Why tax policies in the 20 percent range impact worldwide behavior, but competitive companies are willing to disregard savings of 30 percent of long term networking costs as negligible is fascinating. Has our industry thrown its hands up? Is accepting a new 14 layer ISO stack the new norm? Is 96.2 percent overhead on a single terminal keystroke acceptable? It’s no wonder the average networking professional is loosing respect organizationally. If FedEx or UPS had to repackage every package, and it added 30 percent to their transport costs – would anybody think it was negligible?

There are also many cases where 30 percent additional bandwidth simply doesn’t fly. Satellite communications links are expensive per unit of bandwidth and satellite companies frequently charge by bandwidth use. Many public clouds also charge for bandwidth. In these cases, there is a hard dollar cost associated with the additional bandwidth. Large files moved at line rate can take 30 percent longer to deliver, delaying business processes.

Arthur Laffer’s famous trickle-down economic theory suggests that there is a relationship between tax rates and taxes collected. He theorized that if taxes were 100 percent, tax collections would be zero because there would be no incentive to produce goods or services. Is there a similar performance theory in networking? Is there a trickle-down benefit when we eliminate encapsulation and seven additional network layers?

The simple answer is yes. Inspecting and securing 7 layers is easier than 14. Avoiding reduced MSS speeds effective bandwidth transfers. Avoiding consequential packet fragmentation greatly improves router efficiency. Providing network fairness and QoS is far easier on discrete flows. If we could route the packets without tunnels we definitely should.

What about hidden taxes? There is a hidden network tax lurking today in managing our attack surface area. Network professionals are expected to offer the smallest attack surface possible. Common tools in reducing this include VRF’s, ACLs, pseudowires, private networks, VLANs, VxLANS, and firewalls, and there are an even bigger array of tools for detecting intrusions when they occur. This expense is not just born one time—there are ongoing operational expenses tied to managing these tools. Furthermore, these tools are used in combination; they are complicated and often operationally impactful which further taxes our network engineers.
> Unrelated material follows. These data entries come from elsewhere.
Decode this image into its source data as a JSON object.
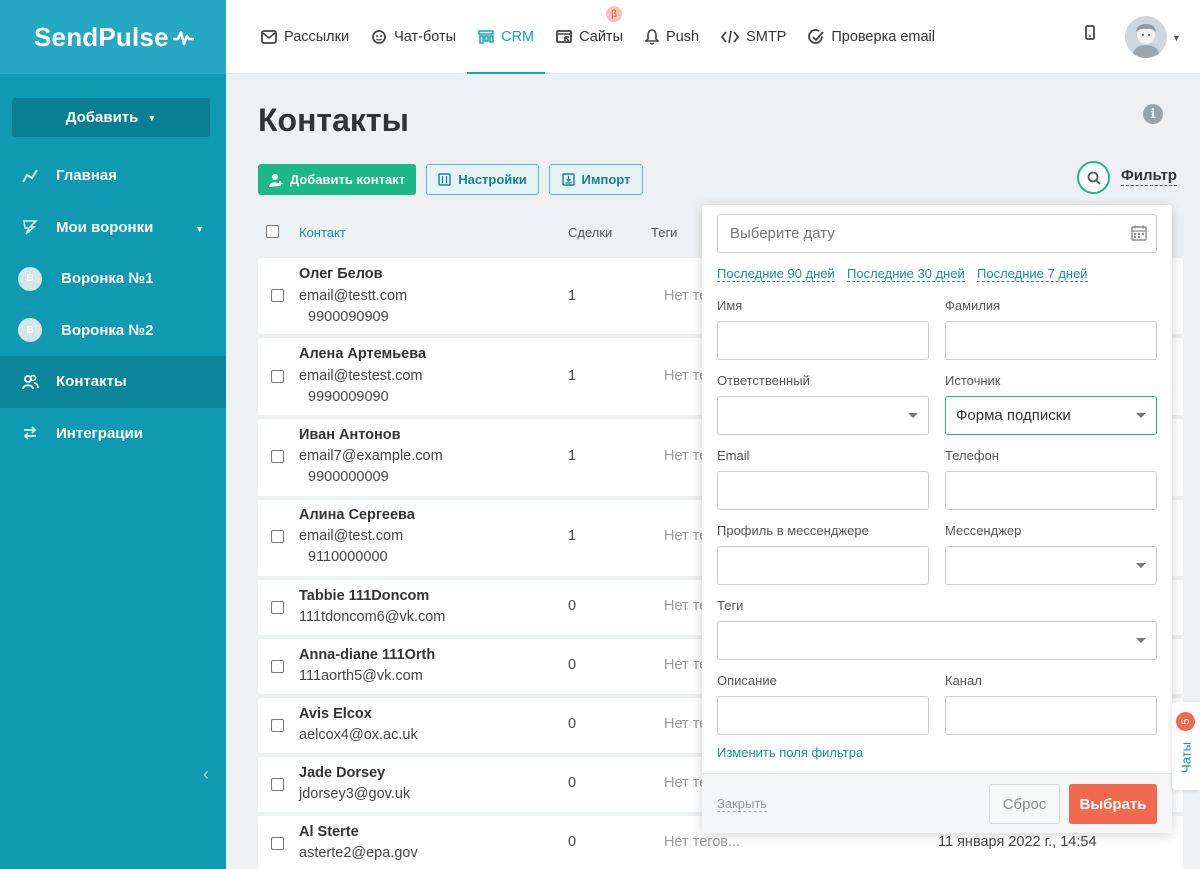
{
  "app": {
    "logo": "SendPulse"
  },
  "sidebar": {
    "add_button": "Добавить",
    "items": [
      {
        "label": "Главная",
        "icon": "chart-line-icon"
      },
      {
        "label": "Мои воронки",
        "icon": "funnel-icon"
      },
      {
        "label": "Воронка №1",
        "badge": "В"
      },
      {
        "label": "Воронка №2",
        "badge": "В"
      },
      {
        "label": "Контакты",
        "icon": "contacts-icon",
        "active": true
      },
      {
        "label": "Интеграции",
        "icon": "integrations-icon"
      }
    ]
  },
  "topnav": {
    "tabs": [
      {
        "label": "Рассылки",
        "icon": "mail-icon"
      },
      {
        "label": "Чат-боты",
        "icon": "chatbot-icon"
      },
      {
        "label": "CRM",
        "icon": "crm-icon",
        "active": true
      },
      {
        "label": "Сайты",
        "icon": "sites-icon",
        "badge": "β"
      },
      {
        "label": "Push",
        "icon": "bell-icon"
      },
      {
        "label": "SMTP",
        "icon": "code-icon"
      },
      {
        "label": "Проверка email",
        "icon": "check-circle-icon"
      }
    ]
  },
  "page": {
    "title": "Контакты",
    "add_contact": "Добавить контакт",
    "settings": "Настройки",
    "import": "Импорт",
    "filter": "Фильтр"
  },
  "table": {
    "headers": {
      "contact": "Контакт",
      "deals": "Сделки",
      "tags": "Теги"
    },
    "rows": [
      {
        "name": "Олег Белов",
        "email": "email@testt.com",
        "phone": "9900090909",
        "deals": "1",
        "tags": "Нет тегов..."
      },
      {
        "name": "Алена Артемьева",
        "email": "email@testest.com",
        "phone": "9990009090",
        "deals": "1",
        "tags": "Нет тегов..."
      },
      {
        "name": "Иван Антонов",
        "email": "email7@example.com",
        "phone": "9900000009",
        "deals": "1",
        "tags": "Нет тегов..."
      },
      {
        "name": "Алина Сергеева",
        "email": "email@test.com",
        "phone": "9110000000",
        "deals": "1",
        "tags": "Нет тегов..."
      },
      {
        "name": "Tabbie 111Doncom",
        "email": "111tdoncom6@vk.com",
        "phone": "",
        "deals": "0",
        "tags": "Нет тегов..."
      },
      {
        "name": "Anna-diane 111Orth",
        "email": "111aorth5@vk.com",
        "phone": "",
        "deals": "0",
        "tags": "Нет тегов..."
      },
      {
        "name": "Avis Elcox",
        "email": "aelcox4@ox.ac.uk",
        "phone": "",
        "deals": "0",
        "tags": "Нет тегов..."
      },
      {
        "name": "Jade Dorsey",
        "email": "jdorsey3@gov.uk",
        "phone": "",
        "deals": "0",
        "tags": "Нет тегов..."
      },
      {
        "name": "Al Sterte",
        "email": "asterte2@epa.gov",
        "phone": "",
        "deals": "0",
        "tags": "Нет тегов...",
        "date": "11 января 2022 г., 14:54"
      }
    ]
  },
  "filter_panel": {
    "date_placeholder": "Выберите дату",
    "quick": [
      "Последние 90 дней",
      "Последние 30 дней",
      "Последние 7 дней"
    ],
    "labels": {
      "first_name": "Имя",
      "last_name": "Фамилия",
      "responsible": "Ответственный",
      "source": "Источник",
      "email": "Email",
      "phone": "Телефон",
      "messenger_profile": "Профиль в мессенджере",
      "messenger": "Мессенджер",
      "tags": "Теги",
      "description": "Описание",
      "channel": "Канал"
    },
    "source_value": "Форма подписки",
    "edit_fields": "Изменить поля фильтра",
    "close": "Закрыть",
    "reset": "Сброс",
    "apply": "Выбрать"
  },
  "chats": {
    "label": "Чаты",
    "count": "5"
  },
  "colors": {
    "sidebar": "#0f9ab2",
    "accent": "#14a3c0",
    "green": "#1cb886",
    "apply": "#ef6a4e"
  }
}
With open arms we accept this challenge without ever questioning why. Why don’t routing protocols distribute ACL’s along with route advertisement? Why are all of the reducers of attack surface area manually provisioned while route dissemination is automatic?
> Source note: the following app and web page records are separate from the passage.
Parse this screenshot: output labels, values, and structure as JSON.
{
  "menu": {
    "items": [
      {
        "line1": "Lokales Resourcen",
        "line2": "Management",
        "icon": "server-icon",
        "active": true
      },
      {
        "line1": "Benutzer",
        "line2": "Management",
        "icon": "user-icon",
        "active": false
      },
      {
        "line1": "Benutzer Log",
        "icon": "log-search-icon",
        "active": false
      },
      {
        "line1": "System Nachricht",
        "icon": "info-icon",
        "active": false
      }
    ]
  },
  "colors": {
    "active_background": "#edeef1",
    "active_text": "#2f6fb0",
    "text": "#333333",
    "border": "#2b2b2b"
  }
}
How did our profession ever get to a place where network taxes are deemed unworthy of our attention? What we need is a revolution in methodology and values. We need to return to our roots as networkers, and start thinking about solving problems with software infused intelligence at the session/networking layer. Look how application developers focus on improvements—TLS1.3 is an example of good progress forward, achieving a 50 percent reduction in packet exchanges and a full prevention of any legitimate or illegitimate man in the middle (proxy), and all done with software and backward compatibility. We need to begin thinking about changing the game. Warning to all CCIE’s: advances in networking may require software intelligence. I say bring it on! Let’s start returning benefit rather than new layers of complexity and waste.


Patrick MeLampy is a co-founder and Chief Operating Officer at 128 Technology, a company that is attempting to "Fix the Internet."
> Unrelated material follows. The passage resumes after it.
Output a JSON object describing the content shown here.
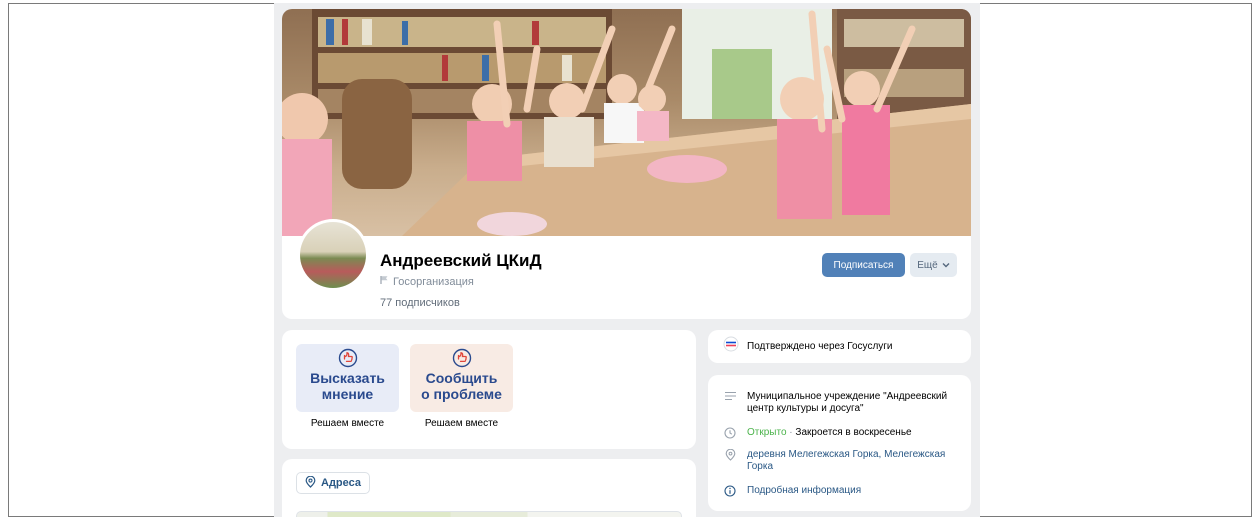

Prior to 128 Technology, MeLampy was Vice President of Product Development for Oracle Communications Network Session Delivery products. Prior to Oracle, MeLampy was CTO and founder of Acme Packet, a company acquired by Oracle in February of 2013 for $2.1 billion dollars.

MeLampy has an MBA from Boston University, and an engineering degree from the University of Pittsburgh. He has 28 years of experience and has been awarded 35 patents in the telecommunications field.

The opinions expressed in this blog are those of Patrick MeLampy and do not necessarily represent those of IDG Communications, Inc., its parent, subsidiary or affiliated companies.